Towson Goes to Tinseltown
We track down some of Towson's cameos in fiction and film
Towson has its fair share of picturesque landscapes and landmarks, but how often do people picture our fair town on the big screen? Not very often, but we thought it would be fun to find a few of Towson's cameos or name-drops in television and film.
- Before she learned to dance, "Seinfeld" character Elaine Benes called Towson home. In the 1992 episode "The Letter," Elaine gets herself, George and Kramer booted from George Steinbrenner's skybox by refusing to take off her Orioles cap during an O's-Yankees game, doing most locals proud. She then fesses up to being from Towson.
- Sam Fisher, the fictional star of Tom Clancy's "Splinter Cell" series of video games and books, also calls Towson home when he isn't spying in exotic locales. Fellow Clancy creation Jack Ryan graduated Loyola Blakefield. As it happens, so did Clancy in real life.
- Towson High School might be best known for giving the world Michael Phelps, but did you know it also served as a crime scene for the John Waters classic "Serial Mom?" When Beverly Sutphin, Kathleen Turner's eponymous murderous matriarch, becomes enraged with her son's Towson High math teacher, she runs him over in the school parking lot (at 1:18 in this trailer). The film is set in central Baltimore County, and Sutphin soon stands trial in the county courthouse.
- The 2007 film "The Invasion" starred Nicole Kidman and Daniel Craig and featured scenes shot in Baltimore and Towson, according to IMDB. The trailer clearly shows some Baltimore and Washington-area backdrops.

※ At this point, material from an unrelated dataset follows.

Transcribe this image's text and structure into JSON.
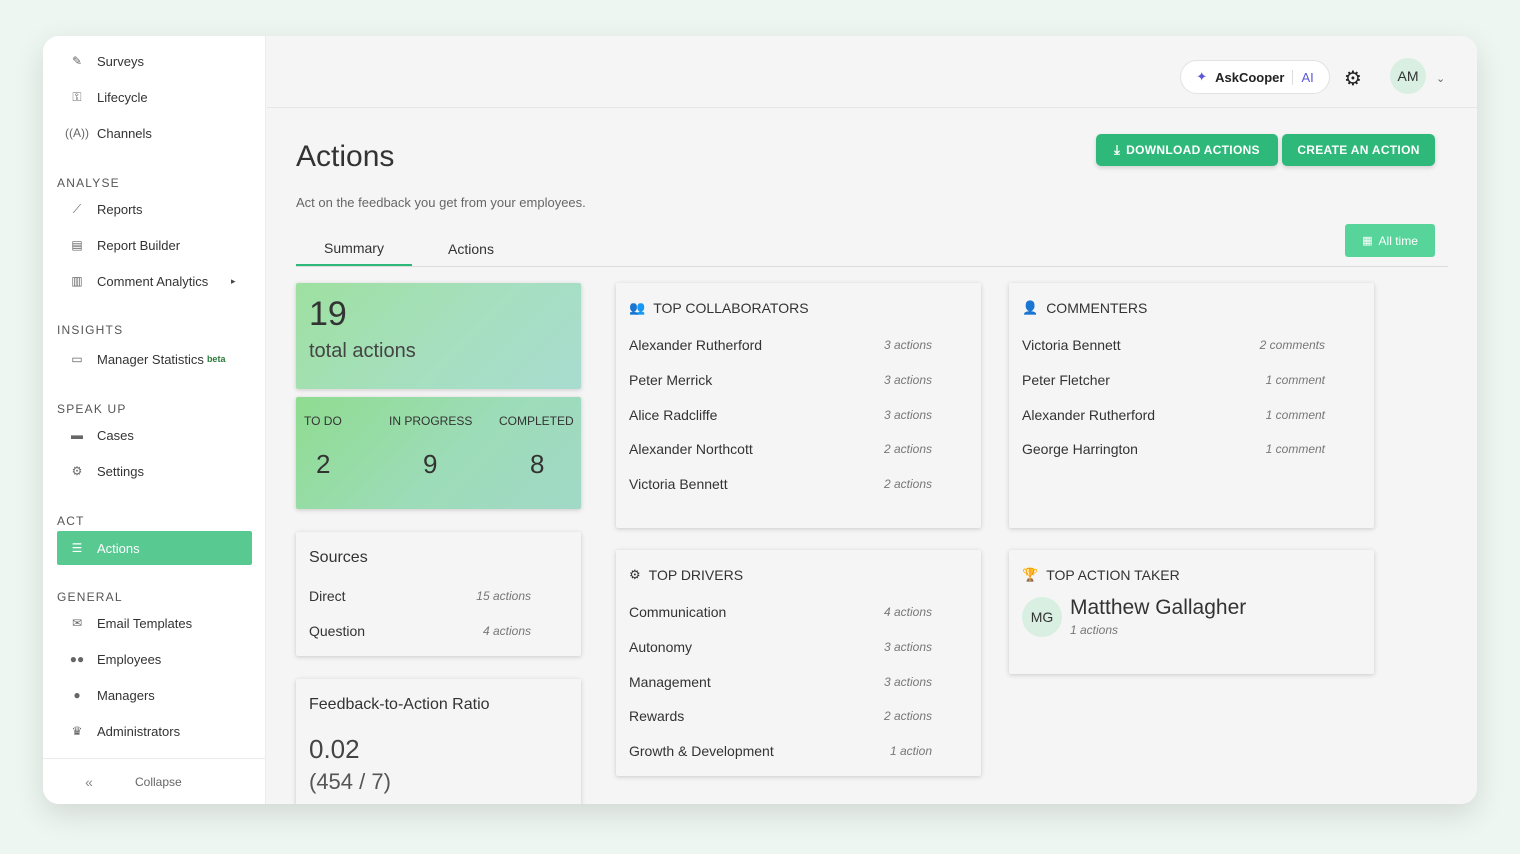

- "The Curve," a 1998 thriller, was partially shot at Towson University. The film stars Matthew Lillard and Keri Russell and is based on the urban legend that if your college roommate dies during a semester, you get a 4.0. Writer-director Dan Rosen is a TU alum. He didn't test the theory himself while there, as far as we know. His whole film is actually on YouTube.